Owner and executive chef Greg Bozzi named his restaurant after the 1963 John Wayne movie, Donovan?s Reef. Bozzi fire-grills steaks and bakes lobster pies for the dinner rush. He tops burgers with fried onions rings and tosses crab meat and littleneck clams into bowls of marinara-covered linguine. Several nights a week, the eatery hosts live musical acts, trivia contests, and bird-calling competitions. Donovan?s Reef is also a certified green restaurant, with such eco-friendly aspects as energy-efficient lighting, a full-scale recycling program, and composting their food waste.
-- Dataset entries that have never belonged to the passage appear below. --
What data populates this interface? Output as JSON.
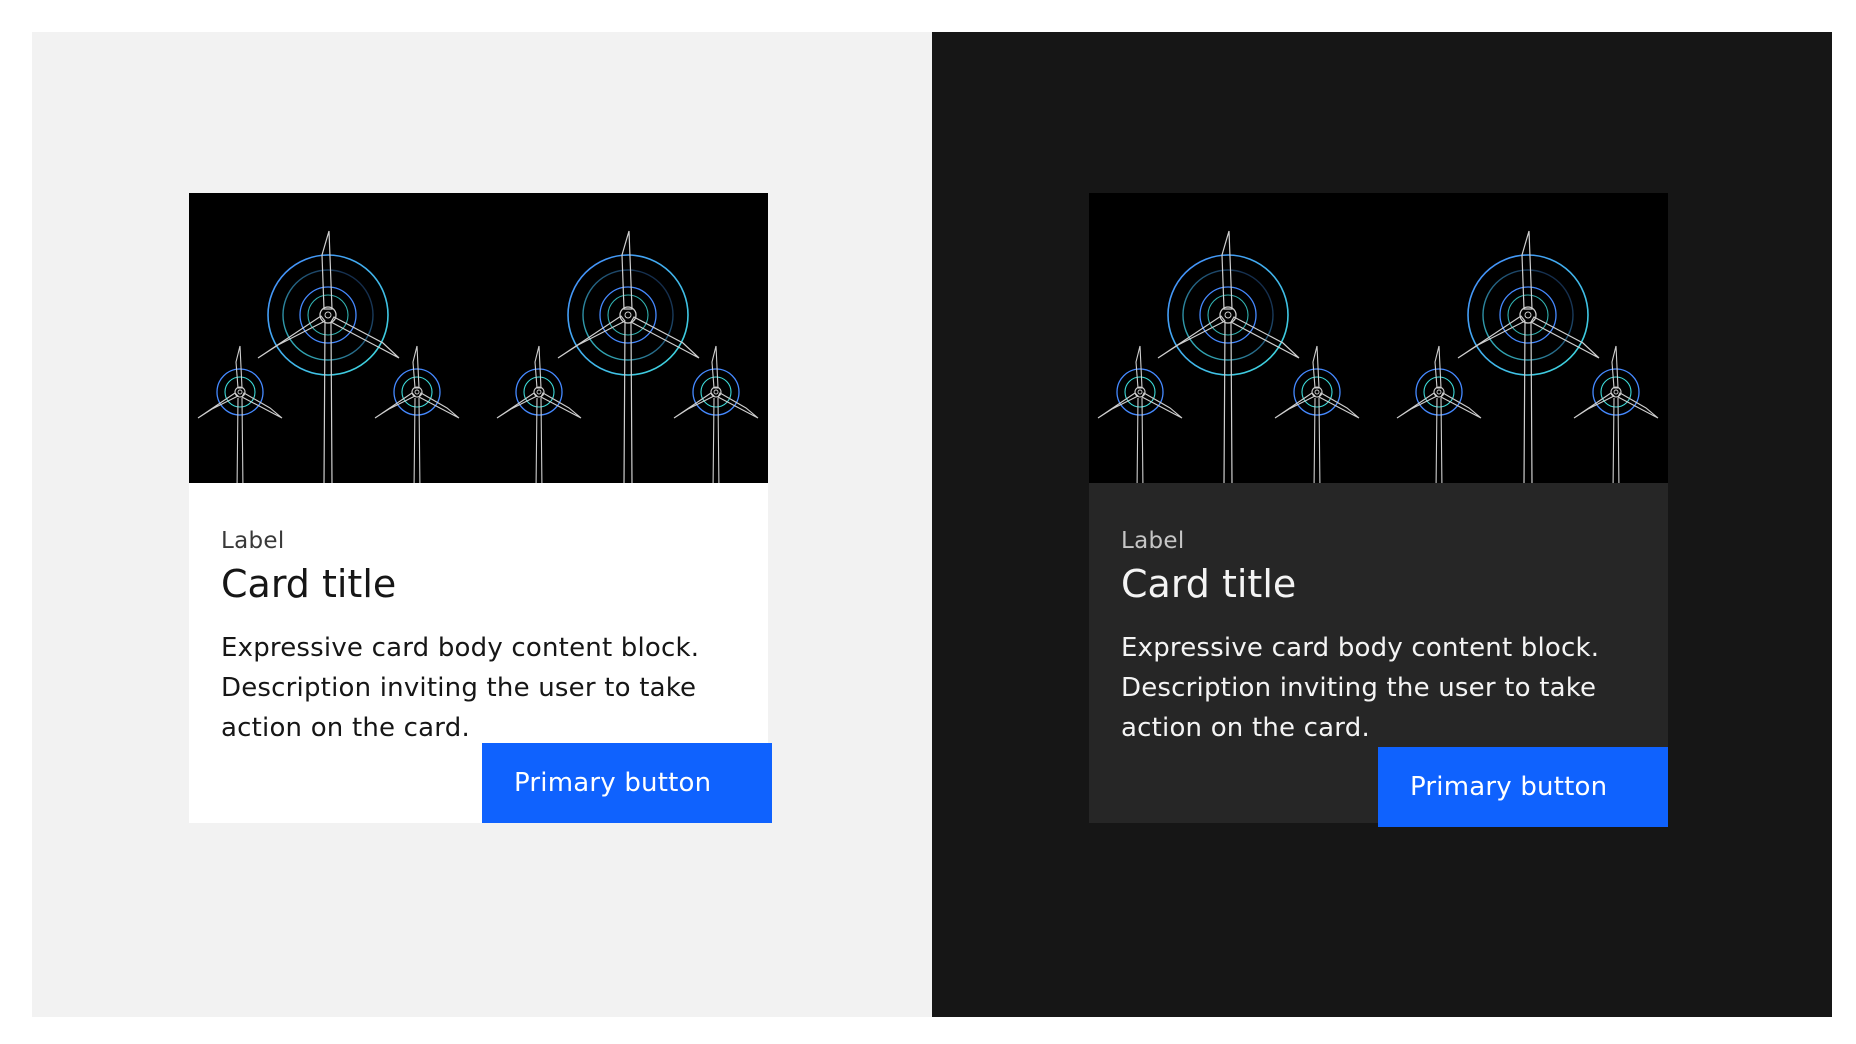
{
  "cards": {
    "light": {
      "label": "Label",
      "title": "Card title",
      "description": "Expressive card body content block. Description inviting the user to take action on the card.",
      "button_label": "Primary button"
    },
    "dark": {
      "label": "Label",
      "title": "Card title",
      "description": "Expressive card body content block. Description inviting the user to take action on the card.",
      "button_label": "Primary button"
    }
  },
  "colors": {
    "light_panel_bg": "#f2f2f2",
    "dark_panel_bg": "#161616",
    "light_card_bg": "#ffffff",
    "dark_card_bg": "#262626",
    "media_bg": "#000000",
    "primary_button": "#0f62fe",
    "turbine_line": "#cfcfcf",
    "ring_blue": "#4589ff",
    "ring_teal": "#3ddbd9"
  },
  "media": {
    "icon": "wind-turbines-illustration"
  }
}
SBC Restaurant & Brewery lines up an inviting smorgasbord of comfort food to be devoured alongside an arsenal of brewed on-site beers. Take in the expanse of the appetite-assassinating lunch menu (served from 11:30 a.m.–3 p.m.) and try not to set off the fire alarms while your head smokes with indecision before easing yourself in with the SBC calamari, which comes prepared three ways: crispy with marinara and rémoulade, fried with hot peppers and artichoke hearts, and sticky with a sweet chili Sriracha glaze ($6.99). Follow that up with the crispy chicken salad, festooned with mandarin oranges, grape tomatoes, gorgonzola, and honey white balsamic vinaigrette ($12.99), or the margherita pizza topped with sliced fresh tomatoes, garlic, mozzarella and basil ($10). SBC burgers are 8 ounces of natural custom-quality beef served on a handmade roll and topped with american, provolone, cheddar, swiss, fontina, or mozzarella cheese ($7.99).
La Luna Ristorante sates Tuscan cravings with its homemade pastas, sandwiches, seafood, and more. Midday munchers can anchor incisors to the lunch menu's offerings, such as the veal parmigiana sandwich, which caps a veal cutlet with a jaunty tam of mozzarella and marinara sauce ($9), and calamari alla napolitano, a curly bed of deep-fried calamari adorned with pignoli nuts and cherry peppers ($8). Dinner-craving robbers can abscond with precious dishes of manicotti ($17) and fettuccini a La Luna, which sautées lobster tail and meat with shallots and scallions before setting it afloat in a creamy vodka-sauced sea ($22). Palette-pleasing wines by the glass or bottle make excellent mealtime companions, and live music on weekends keeps ears and eyes occupied from their ongoing feud over facial property lines.
The ovens at Pompeo's Italian Restaurant have been popping out pizzas for 20 years. Chefs cover the crusts with steak, seafood, and broccoli rabe before sprinkling on handfuls of shredded mozzarella. The ovens pull double duty with the menu of pasta dishes, baking cheese ravioli, trays of ziti, and heaps of lasagna. A classic Italian eatery, the chefs naturally offer every staple dish, from chicken parmigiana to veal marsala to shrimp scampi. They can also supersize orders for gatherings to celebrate birthdays and graduations from traffic school.
Serving international teas and finger sandwiches, Alexandra's Tea Room comes alive inside Branford Ballou's. Guests can stop in for a sip of South African rooibos tea?a caffeine-free variety chock-full of vitamins and minerals?or opt for familiar offerings of black, white, or green tea. These hot healing drinks pair with teatime staples such as scones and cucumber sandwiches.